There is more programming for children than ever before. Entire television channels devoted to each demographic age group, plus more content available on line and through gaming systems. And yet most of it is not any more educational than the Tom and Jerry cartoons I watched as a kid.
I’m not knocking Spongebob as entertainment, but it doesn’t enrich the minds of the viewers, does it? So the next time you have a little one that wants to watch something on television (or the computer) try one of the title from this list, for something they will enjoy, but also learn from.
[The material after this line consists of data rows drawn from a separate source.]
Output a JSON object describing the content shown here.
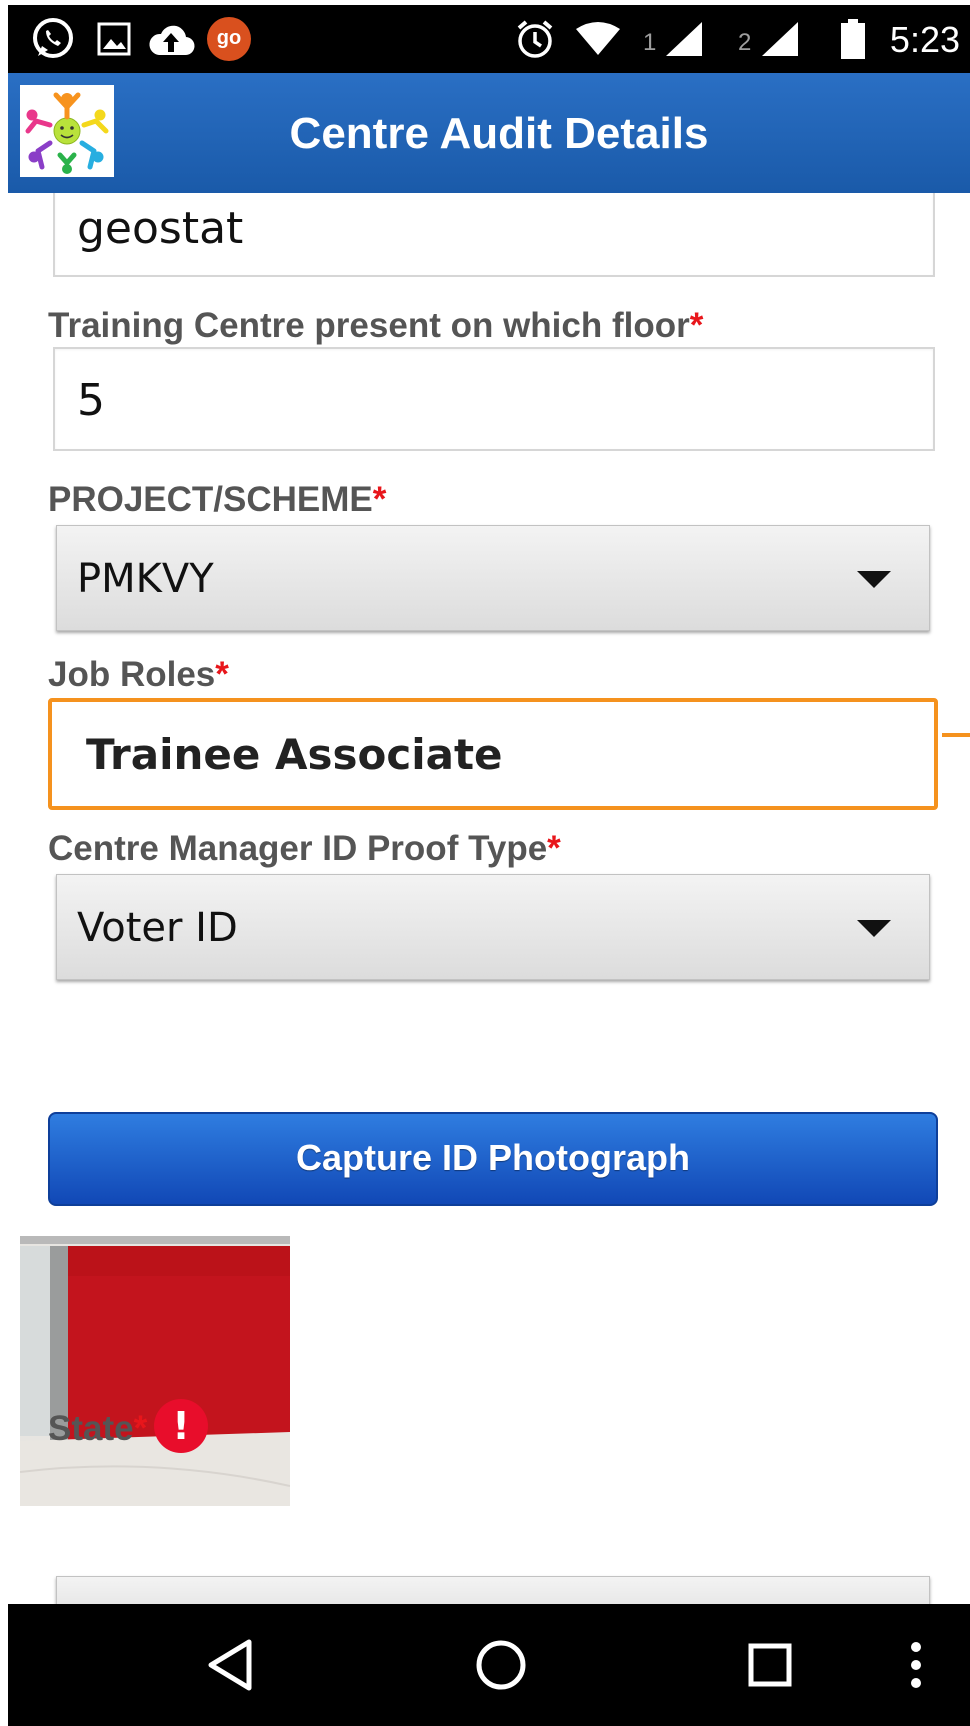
{
  "status_bar": {
    "time": "5:23",
    "sim1": "1",
    "sim2": "2",
    "notification_icons": [
      "whatsapp-icon",
      "gallery-icon",
      "cloud-upload-icon",
      "go-icon"
    ],
    "go_badge": "go",
    "system_icons": [
      "alarm-icon",
      "wifi-icon",
      "signal-icon",
      "signal-icon",
      "battery-icon"
    ]
  },
  "app_bar": {
    "title": "Centre Audit Details",
    "color": "#1f63b4"
  },
  "form": {
    "geostat_value": "geostat",
    "floor_label": "Training Centre present on which floor",
    "floor_value": "5",
    "project_label": "PROJECT/SCHEME",
    "project_value": "PMKVY",
    "job_roles_label": "Job Roles",
    "job_roles_value": "Trainee Associate",
    "id_proof_label": "Centre Manager ID Proof Type",
    "id_proof_value": "Voter ID",
    "capture_button": "Capture ID Photograph",
    "state_label": "State",
    "required_mark": "*",
    "error_mark": "!"
  },
  "colors": {
    "accent": "#f5921e",
    "required": "#e8161b",
    "button": "#1a5cc8"
  },
  "nav_bar": {
    "icons": [
      "back-icon",
      "home-icon",
      "recents-icon",
      "more-icon"
    ]
  }
}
Schoolhouse Rock – These were a series of short music cartoons that were aired in between the standard Saturday morning fair in the 80s. Each “season” took on a different topics (Grammar Rock, Multiplication Rock, etc) and had ten or twelve different songs exploring different aspects of that topic. The songs are surprisingly catchy, the animation dated but charming, and the content is not watered down but actually brain-engaging. A classic then, and still a classic.
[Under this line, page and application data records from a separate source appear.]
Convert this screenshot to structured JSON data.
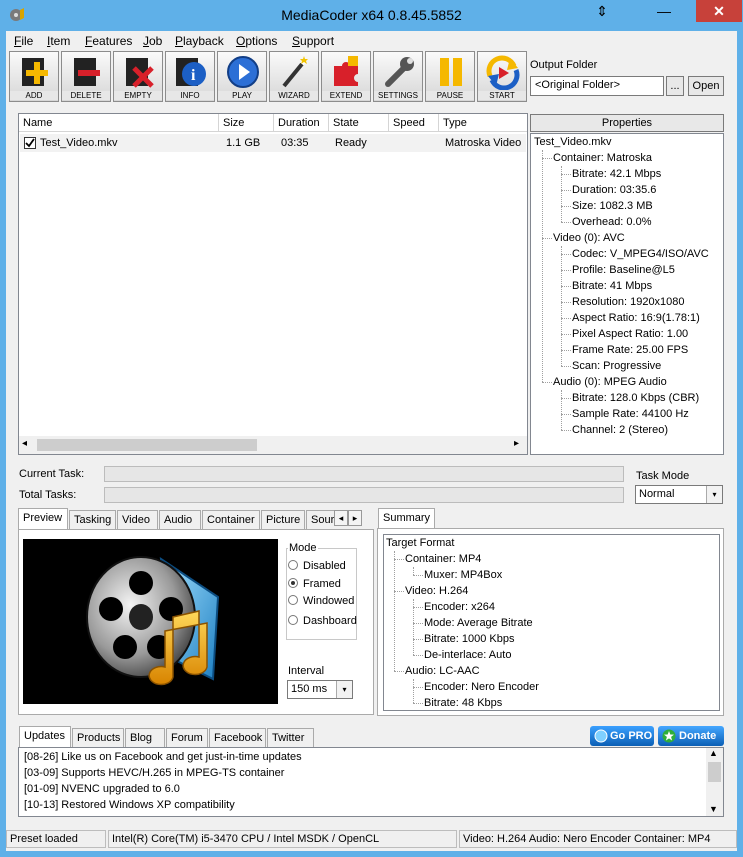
{
  "window": {
    "title": "MediaCoder x64 0.8.45.5852",
    "restore_glyph": "⇕",
    "min_glyph": "—",
    "close_glyph": "✕"
  },
  "menu": [
    {
      "label": "File",
      "key": "F",
      "rest": "ile"
    },
    {
      "label": "Item",
      "key": "I",
      "rest": "tem"
    },
    {
      "label": "Features",
      "key": "F",
      "rest": "eatures"
    },
    {
      "label": "Job",
      "key": "J",
      "rest": "ob"
    },
    {
      "label": "Playback",
      "key": "P",
      "rest": "layback"
    },
    {
      "label": "Options",
      "key": "O",
      "rest": "ptions"
    },
    {
      "label": "Support",
      "key": "S",
      "rest": "upport"
    }
  ],
  "toolbar": {
    "add": "ADD",
    "delete": "DELETE",
    "empty": "EMPTY",
    "info": "INFO",
    "play": "PLAY",
    "wizard": "WIZARD",
    "extend": "EXTEND",
    "settings": "SETTINGS",
    "pause": "PAUSE",
    "start": "START"
  },
  "output_folder": {
    "label": "Output Folder",
    "value": "<Original Folder>",
    "browse": "...",
    "open": "Open"
  },
  "filelist": {
    "columns": [
      "Name",
      "Size",
      "Duration",
      "State",
      "Speed",
      "Type"
    ],
    "rows": [
      {
        "name": "Test_Video.mkv",
        "size": "1.1 GB",
        "duration": "03:35",
        "state": "Ready",
        "speed": "",
        "type": "Matroska Video",
        "checked": true
      }
    ],
    "scroll_left": "◂",
    "scroll_right": "▸"
  },
  "properties": {
    "header": "Properties",
    "root": "Test_Video.mkv",
    "container": "Container: Matroska",
    "container_items": [
      "Bitrate: 42.1 Mbps",
      "Duration: 03:35.6",
      "Size: 1082.3 MB",
      "Overhead: 0.0%"
    ],
    "video": "Video (0): AVC",
    "video_items": [
      "Codec: V_MPEG4/ISO/AVC",
      "Profile: Baseline@L5",
      "Bitrate: 41 Mbps",
      "Resolution: 1920x1080",
      "Aspect Ratio: 16:9(1.78:1)",
      "Pixel Aspect Ratio: 1.00",
      "Frame Rate: 25.00 FPS",
      "Scan: Progressive"
    ],
    "audio": "Audio (0): MPEG Audio",
    "audio_items": [
      "Bitrate: 128.0 Kbps (CBR)",
      "Sample Rate: 44100 Hz",
      "Channel: 2 (Stereo)"
    ]
  },
  "tasks": {
    "current_label": "Current Task:",
    "total_label": "Total Tasks:",
    "mode_label": "Task Mode",
    "mode_value": "Normal",
    "dropdown_glyph": "▾"
  },
  "left_tabs": [
    "Preview",
    "Tasking",
    "Video",
    "Audio",
    "Container",
    "Picture",
    "Sour"
  ],
  "tab_scroll": {
    "left": "◂",
    "right": "▸"
  },
  "preview": {
    "mode_label": "Mode",
    "modes": [
      "Disabled",
      "Framed",
      "Windowed",
      "Dashboard"
    ],
    "selected_mode": "Framed",
    "interval_label": "Interval",
    "interval_value": "150 ms"
  },
  "summary": {
    "tab": "Summary",
    "root": "Target Format",
    "container": "Container: MP4",
    "container_items": [
      "Muxer: MP4Box"
    ],
    "video": "Video: H.264",
    "video_items": [
      "Encoder: x264",
      "Mode: Average Bitrate",
      "Bitrate: 1000 Kbps",
      "De-interlace: Auto"
    ],
    "audio": "Audio: LC-AAC",
    "audio_items": [
      "Encoder: Nero Encoder",
      "Bitrate: 48 Kbps"
    ]
  },
  "bottom_tabs": [
    "Updates",
    "Products",
    "Blog",
    "Forum",
    "Facebook",
    "Twitter"
  ],
  "buttons": {
    "gopro": "Go PRO",
    "donate": "Donate"
  },
  "updates": [
    "[08-26] Like us on Facebook and get just-in-time updates",
    "[03-09] Supports HEVC/H.265 in MPEG-TS container",
    "[01-09] NVENC upgraded to 6.0",
    "[10-13] Restored Windows XP compatibility"
  ],
  "status": {
    "left": "Preset loaded",
    "middle": "Intel(R) Core(TM) i5-3470 CPU  / Intel MSDK / OpenCL",
    "right": "Video: H.264  Audio: Nero Encoder  Container: MP4"
  },
  "colors": {
    "title_bar": "#5fb0e8",
    "close": "#c7413a",
    "accent": "#0b5fb5"
  }
}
Leap Frog – This is a series of cartoons in which a boy frog and a girl frog (and their pet dog) learn letters and sounds, and how to make words. That’s it. It’s very simple and to the point, with just enough bright colors and talking animals to hook the curiosity of even the shortest of attention spans, and then after that it’s all basic learning. Singing little songs about each letter and sound pairing makes it even easier to remember the alphabet.
Sesame Street – Some things are just timeless and perfect. Sesame Street is one of those things. For over thirty years this all-ages show has taught letters, numbers, colors, manners, feelings, and social niceties to children. I won’t bother acting like you don’t know what Sesame Street is, I’ll just remind you that it’s very easy to find, and any kid will love it.
Kratts Creatures – this show only lasted for one season in 1996, but the fifty episodes produced have achieved a sort of immortality. While not drawintg big rating during its run, the show has found a large fan base on the internet, and through DVD releases since then. Two brothers, Chris and Martin Kratt, explore remote locales and learn about animals. They also find time to perform science experiments every show.
Bill Nye the Science Guy – For those of us old enough to remember Mr. Wizard, you will love Bill Nye. He does fun science experiments, and has a showmanship and a passion that really makes his show come alive. Each of the (roughly) one hundred episodes focuses on a different aspect of science: from dinosaurs to the sun to ocean currents. Each topic is explored with experiments, comedy skits, and music.
What shows have you found that bridge the gap between entertainment and education? I’d love to hear your thoughts, and what has worked for you.